ECON published its report (dated 25 October 2012) on shadow banking. It proposes a motion for a Parliament resolution, which, among other things, calls for:
A data mapping exercise to obtain an overview of shadow banking so as to identify aspects of shadow banking which benefit the real economy and aspects which pose systemic risk or regulatory arbitrage concerns.
Amending the CRD to impose capital treatment of liquidity lines on structured investment vehicles (SIV) and conduits and setting the large exposure limit of 25% of own funds on all unregulated entities.
Legislative proposals on the separation of banks' retail and investing activities, on specific securitisation issues, on money market funds (MMFs) - to adopt variable NAV or submit to capital requirements (and in the context of the UCITS review to consider specific liquidity provisions and liquidity fees)- and on exchange traded funds (ETFs) to address complexity, counterparty risk, liquidity and possible regulatory arbitrage.

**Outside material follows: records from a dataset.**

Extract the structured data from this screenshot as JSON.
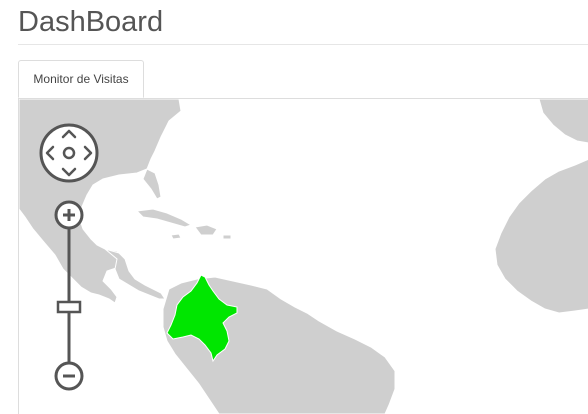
{
  "header": {
    "title": "DashBoard"
  },
  "tabs": [
    {
      "label": "Monitor de Visitas",
      "active": true
    }
  ],
  "map": {
    "highlighted_country": "colombia",
    "highlight_color": "#00e600",
    "land_color": "#cfcfcf",
    "ocean_color": "#ffffff",
    "controls": {
      "pan": "pan-control-icon",
      "zoom_in": "zoom-in-icon",
      "zoom_out": "zoom-out-icon",
      "zoom_slider": "zoom-slider"
    }
  }
}
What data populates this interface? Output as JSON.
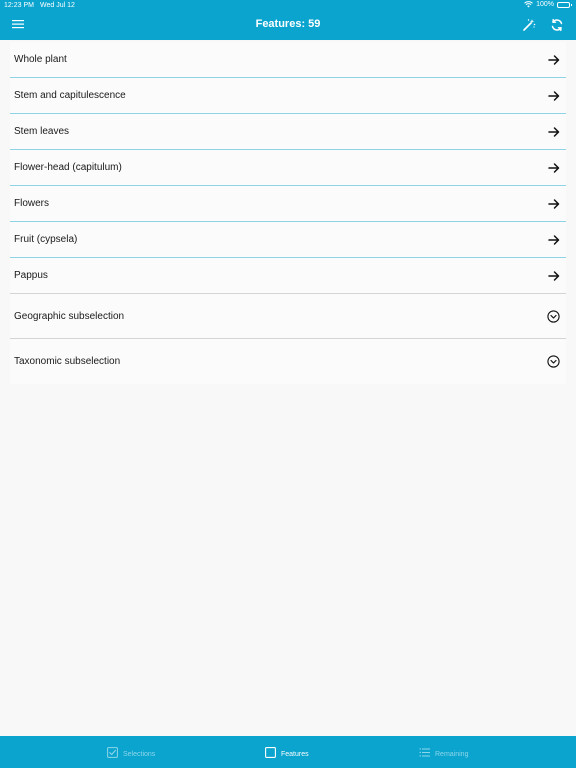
{
  "status": {
    "time": "12:23 PM",
    "date": "Wed Jul 12",
    "battery": "100%"
  },
  "header": {
    "title": "Features: 59",
    "color": "#0aa4cf"
  },
  "list": {
    "items": [
      {
        "label": "Whole plant",
        "icon": "arrow-right-icon"
      },
      {
        "label": "Stem and capitulescence",
        "icon": "arrow-right-icon"
      },
      {
        "label": "Stem leaves",
        "icon": "arrow-right-icon"
      },
      {
        "label": "Flower-head (capitulum)",
        "icon": "arrow-right-icon"
      },
      {
        "label": "Flowers",
        "icon": "arrow-right-icon"
      },
      {
        "label": "Fruit (cypsela)",
        "icon": "arrow-right-icon"
      },
      {
        "label": "Pappus",
        "icon": "arrow-right-icon"
      },
      {
        "label": "Geographic subselection",
        "icon": "chevron-down-circle-icon"
      },
      {
        "label": "Taxonomic subselection",
        "icon": "chevron-down-circle-icon"
      }
    ]
  },
  "tabbar": {
    "tabs": [
      {
        "label": "Selections",
        "icon": "checkbox-icon",
        "active": false
      },
      {
        "label": "Features",
        "icon": "square-icon",
        "active": true
      },
      {
        "label": "Remaining",
        "icon": "list-icon",
        "active": false
      }
    ]
  }
}
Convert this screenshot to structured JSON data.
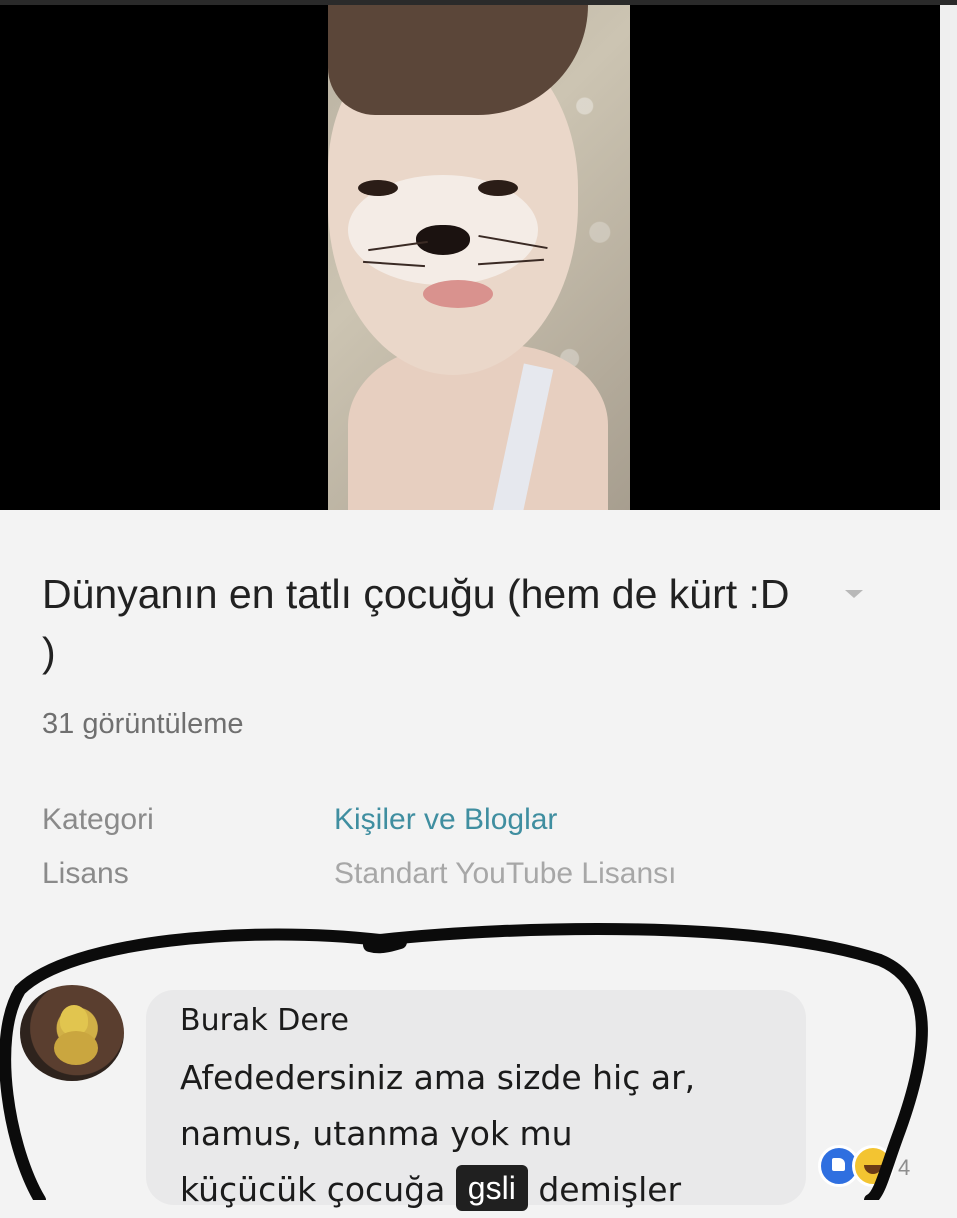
{
  "video": {
    "title": "Dünyanın en tatlı çocuğu (hem de kürt :D )",
    "views": "31 görüntüleme"
  },
  "details": {
    "category_label": "Kategori",
    "category_value": "Kişiler ve Bloglar",
    "license_label": "Lisans",
    "license_value": "Standart YouTube Lisansı"
  },
  "comment": {
    "author": "Burak Dere",
    "line1": "Afededersiniz ama sizde hiç ar,",
    "line2": "namus, utanma yok mu",
    "line3_before": "küçücük çocuğa",
    "line3_after": "demişler",
    "reaction_count": "4"
  },
  "watermark": "gsli",
  "colors": {
    "link": "#3f8ea0",
    "like": "#2f6fe0",
    "haha": "#f3c431",
    "bubble": "#e9e9ea"
  },
  "icons": [
    "dropdown-arrow-icon",
    "like-reaction-icon",
    "haha-reaction-icon"
  ]
}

On 18 November 2012, the Financial Stability Board (FSB) published An integrated Overview of Policy Recommendations, which sets out the FSB's overall approach to shadow banking issues and policy recommendations to strengthen the oversight and regulation of the shadow banking system. It also published separate underlying reports on shadow banking entities and risks in securities lending and repos. These reports relate to two of the five key areas where the FSB considers policies are needed to mitigate the potential systemic risks associated with shadow banking. The FSB expects to publish final recommendations in September 2013. Comments on the FSB reports are invited by 14 January 2013.
The FSB also published its Global Shadow Banking Monitoring Report on 18 November 2012. The report summarises the preliminary results of the monitoring exercise conducted by the FSB's Analytical Group on Vulnerabilities (AGV) using end-2011 data as well as additional qualitative information and market intelligence. The report covers 25 jurisdictions (all 24 FSB member jurisdictions and Chile) and the euro area as a whole. It focuses on a "macro-mapping" based on national flow of funds and sector balance sheet data, which looks at all non-bank financial intermediation to ensure that data gathering and surveillance cover the areas where shadow banking-related risks to the financial system might arise.